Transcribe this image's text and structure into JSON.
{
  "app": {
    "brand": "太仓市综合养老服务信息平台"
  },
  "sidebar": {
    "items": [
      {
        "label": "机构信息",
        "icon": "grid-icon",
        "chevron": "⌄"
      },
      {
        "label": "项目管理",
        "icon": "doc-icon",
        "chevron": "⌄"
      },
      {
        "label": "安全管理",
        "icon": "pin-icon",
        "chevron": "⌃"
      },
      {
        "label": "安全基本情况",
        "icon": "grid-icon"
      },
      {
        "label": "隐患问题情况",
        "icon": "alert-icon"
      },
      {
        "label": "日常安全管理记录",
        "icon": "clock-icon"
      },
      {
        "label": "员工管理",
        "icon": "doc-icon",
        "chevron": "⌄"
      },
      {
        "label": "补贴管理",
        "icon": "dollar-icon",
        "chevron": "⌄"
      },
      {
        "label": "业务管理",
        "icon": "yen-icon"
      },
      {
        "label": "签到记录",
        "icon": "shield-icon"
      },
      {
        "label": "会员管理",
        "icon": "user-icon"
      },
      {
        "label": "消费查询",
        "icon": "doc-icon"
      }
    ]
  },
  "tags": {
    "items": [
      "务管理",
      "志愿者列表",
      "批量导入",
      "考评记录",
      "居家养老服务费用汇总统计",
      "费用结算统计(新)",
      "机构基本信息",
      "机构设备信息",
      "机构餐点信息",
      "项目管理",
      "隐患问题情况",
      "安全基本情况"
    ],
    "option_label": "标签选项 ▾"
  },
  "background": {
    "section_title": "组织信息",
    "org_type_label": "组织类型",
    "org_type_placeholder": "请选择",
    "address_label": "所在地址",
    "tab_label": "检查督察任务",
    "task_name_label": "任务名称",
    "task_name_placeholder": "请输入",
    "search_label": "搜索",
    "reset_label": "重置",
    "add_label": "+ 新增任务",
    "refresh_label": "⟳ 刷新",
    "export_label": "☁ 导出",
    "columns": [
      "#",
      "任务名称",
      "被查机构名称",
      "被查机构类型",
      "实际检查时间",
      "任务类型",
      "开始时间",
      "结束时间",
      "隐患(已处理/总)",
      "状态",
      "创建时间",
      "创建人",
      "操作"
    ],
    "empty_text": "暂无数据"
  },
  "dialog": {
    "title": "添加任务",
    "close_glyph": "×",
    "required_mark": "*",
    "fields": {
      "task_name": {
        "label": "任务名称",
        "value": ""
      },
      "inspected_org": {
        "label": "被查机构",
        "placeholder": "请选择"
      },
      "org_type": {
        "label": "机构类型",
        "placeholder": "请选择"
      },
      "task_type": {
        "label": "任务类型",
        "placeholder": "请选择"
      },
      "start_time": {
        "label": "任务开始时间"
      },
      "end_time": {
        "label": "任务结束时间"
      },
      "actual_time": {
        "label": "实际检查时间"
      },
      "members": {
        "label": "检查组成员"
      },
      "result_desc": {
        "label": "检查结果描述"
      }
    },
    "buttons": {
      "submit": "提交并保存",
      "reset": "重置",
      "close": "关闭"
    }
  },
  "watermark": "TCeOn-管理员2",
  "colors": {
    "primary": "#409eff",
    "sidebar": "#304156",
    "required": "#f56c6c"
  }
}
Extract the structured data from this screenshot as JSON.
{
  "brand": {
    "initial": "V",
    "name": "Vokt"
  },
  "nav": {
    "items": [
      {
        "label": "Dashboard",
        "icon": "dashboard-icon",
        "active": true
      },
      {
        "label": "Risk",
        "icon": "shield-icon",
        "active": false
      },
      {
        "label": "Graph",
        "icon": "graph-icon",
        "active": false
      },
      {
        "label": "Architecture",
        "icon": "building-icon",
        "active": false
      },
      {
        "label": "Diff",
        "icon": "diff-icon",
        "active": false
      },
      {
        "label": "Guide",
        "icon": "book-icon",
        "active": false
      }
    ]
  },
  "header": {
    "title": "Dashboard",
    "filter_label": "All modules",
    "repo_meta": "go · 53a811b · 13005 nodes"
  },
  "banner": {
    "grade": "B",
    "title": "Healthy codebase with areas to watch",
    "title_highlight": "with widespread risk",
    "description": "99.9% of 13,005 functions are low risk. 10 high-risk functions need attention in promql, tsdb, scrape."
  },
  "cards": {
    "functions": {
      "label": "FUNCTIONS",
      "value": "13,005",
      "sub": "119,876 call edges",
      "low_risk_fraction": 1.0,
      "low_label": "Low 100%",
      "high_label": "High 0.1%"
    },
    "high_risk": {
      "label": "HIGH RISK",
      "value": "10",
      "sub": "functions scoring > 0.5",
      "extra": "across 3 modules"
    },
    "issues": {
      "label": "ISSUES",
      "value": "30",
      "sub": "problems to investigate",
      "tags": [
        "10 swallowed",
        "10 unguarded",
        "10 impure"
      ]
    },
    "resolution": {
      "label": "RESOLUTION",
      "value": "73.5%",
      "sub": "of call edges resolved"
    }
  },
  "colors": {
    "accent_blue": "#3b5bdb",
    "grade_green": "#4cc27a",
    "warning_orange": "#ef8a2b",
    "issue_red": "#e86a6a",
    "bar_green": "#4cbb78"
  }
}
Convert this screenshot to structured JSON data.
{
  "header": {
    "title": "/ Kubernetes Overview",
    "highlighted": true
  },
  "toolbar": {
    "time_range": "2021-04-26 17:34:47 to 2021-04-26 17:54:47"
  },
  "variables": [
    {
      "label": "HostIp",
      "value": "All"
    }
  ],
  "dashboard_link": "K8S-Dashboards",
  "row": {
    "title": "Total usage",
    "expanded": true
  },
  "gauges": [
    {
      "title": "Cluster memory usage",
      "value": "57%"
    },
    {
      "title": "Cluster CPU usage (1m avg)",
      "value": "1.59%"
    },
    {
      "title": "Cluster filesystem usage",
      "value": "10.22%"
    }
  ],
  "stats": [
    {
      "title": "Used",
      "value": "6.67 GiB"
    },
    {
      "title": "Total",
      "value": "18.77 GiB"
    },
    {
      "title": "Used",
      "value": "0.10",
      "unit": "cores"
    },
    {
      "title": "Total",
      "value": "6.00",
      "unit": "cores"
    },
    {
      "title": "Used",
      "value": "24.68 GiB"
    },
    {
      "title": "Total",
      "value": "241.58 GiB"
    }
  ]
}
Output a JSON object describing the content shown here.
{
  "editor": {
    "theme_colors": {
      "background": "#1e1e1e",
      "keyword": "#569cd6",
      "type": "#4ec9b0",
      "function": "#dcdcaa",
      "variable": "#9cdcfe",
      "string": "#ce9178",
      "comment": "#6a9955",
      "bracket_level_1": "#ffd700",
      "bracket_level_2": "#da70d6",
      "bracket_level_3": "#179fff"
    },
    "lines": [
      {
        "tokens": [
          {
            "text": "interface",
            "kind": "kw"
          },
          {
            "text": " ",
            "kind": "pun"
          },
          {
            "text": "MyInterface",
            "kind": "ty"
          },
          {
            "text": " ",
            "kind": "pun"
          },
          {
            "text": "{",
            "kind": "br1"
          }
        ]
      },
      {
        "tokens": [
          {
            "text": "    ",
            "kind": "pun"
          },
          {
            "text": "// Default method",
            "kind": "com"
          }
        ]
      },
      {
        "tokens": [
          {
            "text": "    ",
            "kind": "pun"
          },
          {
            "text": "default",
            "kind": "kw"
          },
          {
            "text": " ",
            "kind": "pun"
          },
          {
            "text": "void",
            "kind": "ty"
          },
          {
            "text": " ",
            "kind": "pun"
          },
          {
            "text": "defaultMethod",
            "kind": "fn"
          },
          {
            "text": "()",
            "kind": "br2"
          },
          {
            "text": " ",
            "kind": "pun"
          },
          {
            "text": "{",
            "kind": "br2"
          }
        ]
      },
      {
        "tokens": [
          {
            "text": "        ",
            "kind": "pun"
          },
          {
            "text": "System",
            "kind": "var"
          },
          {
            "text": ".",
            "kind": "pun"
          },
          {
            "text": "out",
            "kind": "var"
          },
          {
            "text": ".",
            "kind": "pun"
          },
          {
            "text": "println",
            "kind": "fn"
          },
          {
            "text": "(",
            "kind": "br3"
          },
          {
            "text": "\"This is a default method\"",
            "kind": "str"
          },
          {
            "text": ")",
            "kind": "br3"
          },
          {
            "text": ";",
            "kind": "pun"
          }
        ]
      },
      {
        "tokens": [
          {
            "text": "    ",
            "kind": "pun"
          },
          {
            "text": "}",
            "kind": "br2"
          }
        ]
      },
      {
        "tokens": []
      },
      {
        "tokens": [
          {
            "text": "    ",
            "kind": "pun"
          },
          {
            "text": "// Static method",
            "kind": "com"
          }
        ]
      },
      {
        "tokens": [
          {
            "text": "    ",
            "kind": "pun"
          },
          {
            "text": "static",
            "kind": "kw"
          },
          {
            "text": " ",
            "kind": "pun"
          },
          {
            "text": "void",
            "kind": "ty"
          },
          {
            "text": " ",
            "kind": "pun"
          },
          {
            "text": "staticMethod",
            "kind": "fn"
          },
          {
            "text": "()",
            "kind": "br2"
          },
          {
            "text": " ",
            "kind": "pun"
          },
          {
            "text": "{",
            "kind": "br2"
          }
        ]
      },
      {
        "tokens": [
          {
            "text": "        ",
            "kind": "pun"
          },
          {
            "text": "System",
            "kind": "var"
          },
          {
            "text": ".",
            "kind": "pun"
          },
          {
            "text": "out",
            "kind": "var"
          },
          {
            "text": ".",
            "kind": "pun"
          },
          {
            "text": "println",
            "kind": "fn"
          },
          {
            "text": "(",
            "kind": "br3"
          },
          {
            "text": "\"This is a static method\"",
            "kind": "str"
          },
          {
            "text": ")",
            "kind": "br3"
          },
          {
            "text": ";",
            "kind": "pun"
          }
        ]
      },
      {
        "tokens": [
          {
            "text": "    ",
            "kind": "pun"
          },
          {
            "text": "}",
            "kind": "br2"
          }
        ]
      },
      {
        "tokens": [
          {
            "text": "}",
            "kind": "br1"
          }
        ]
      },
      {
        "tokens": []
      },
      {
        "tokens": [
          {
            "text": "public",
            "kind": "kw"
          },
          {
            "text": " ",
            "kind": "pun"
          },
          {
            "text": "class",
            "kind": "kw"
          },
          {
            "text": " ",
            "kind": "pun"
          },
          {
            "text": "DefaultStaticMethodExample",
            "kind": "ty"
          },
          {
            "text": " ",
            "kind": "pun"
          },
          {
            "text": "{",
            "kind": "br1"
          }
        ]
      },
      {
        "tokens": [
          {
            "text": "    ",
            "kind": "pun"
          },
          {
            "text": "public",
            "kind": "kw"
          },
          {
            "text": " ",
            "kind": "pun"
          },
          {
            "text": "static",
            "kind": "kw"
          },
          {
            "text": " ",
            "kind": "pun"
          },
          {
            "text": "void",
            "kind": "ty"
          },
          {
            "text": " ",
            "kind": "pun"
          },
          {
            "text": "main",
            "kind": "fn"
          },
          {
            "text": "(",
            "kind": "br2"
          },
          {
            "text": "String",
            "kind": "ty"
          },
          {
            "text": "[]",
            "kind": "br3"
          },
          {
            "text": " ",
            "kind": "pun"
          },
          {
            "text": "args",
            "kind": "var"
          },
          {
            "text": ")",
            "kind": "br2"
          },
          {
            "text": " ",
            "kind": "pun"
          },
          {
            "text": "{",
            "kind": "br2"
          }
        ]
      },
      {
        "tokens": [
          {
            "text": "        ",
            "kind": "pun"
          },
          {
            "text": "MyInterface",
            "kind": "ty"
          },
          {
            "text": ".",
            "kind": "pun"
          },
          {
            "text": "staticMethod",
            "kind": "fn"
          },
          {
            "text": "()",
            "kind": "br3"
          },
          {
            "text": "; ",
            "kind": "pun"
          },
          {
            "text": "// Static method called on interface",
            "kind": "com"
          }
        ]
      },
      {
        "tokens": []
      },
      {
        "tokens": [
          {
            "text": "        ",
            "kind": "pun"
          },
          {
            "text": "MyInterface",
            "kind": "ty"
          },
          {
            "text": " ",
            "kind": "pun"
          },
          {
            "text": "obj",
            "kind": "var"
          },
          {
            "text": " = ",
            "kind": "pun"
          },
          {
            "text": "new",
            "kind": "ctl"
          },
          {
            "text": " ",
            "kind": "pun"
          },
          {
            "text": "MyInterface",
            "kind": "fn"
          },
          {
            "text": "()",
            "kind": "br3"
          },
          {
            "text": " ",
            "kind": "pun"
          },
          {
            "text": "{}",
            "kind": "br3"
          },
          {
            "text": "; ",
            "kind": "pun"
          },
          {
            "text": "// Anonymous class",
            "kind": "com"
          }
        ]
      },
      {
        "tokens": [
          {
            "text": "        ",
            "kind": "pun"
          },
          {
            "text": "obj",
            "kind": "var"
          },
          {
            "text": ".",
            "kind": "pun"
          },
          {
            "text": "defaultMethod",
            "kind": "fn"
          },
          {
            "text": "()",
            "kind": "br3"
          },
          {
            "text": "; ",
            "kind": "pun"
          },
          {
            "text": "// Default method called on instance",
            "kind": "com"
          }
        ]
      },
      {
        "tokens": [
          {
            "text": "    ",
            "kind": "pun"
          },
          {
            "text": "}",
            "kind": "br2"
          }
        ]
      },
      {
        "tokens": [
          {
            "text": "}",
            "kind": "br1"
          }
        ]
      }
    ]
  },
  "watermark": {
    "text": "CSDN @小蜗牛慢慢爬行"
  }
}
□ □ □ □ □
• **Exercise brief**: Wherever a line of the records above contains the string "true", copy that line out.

• **Solution to the problem**:
        "active": true
    "highlighted": true
    "expanded": true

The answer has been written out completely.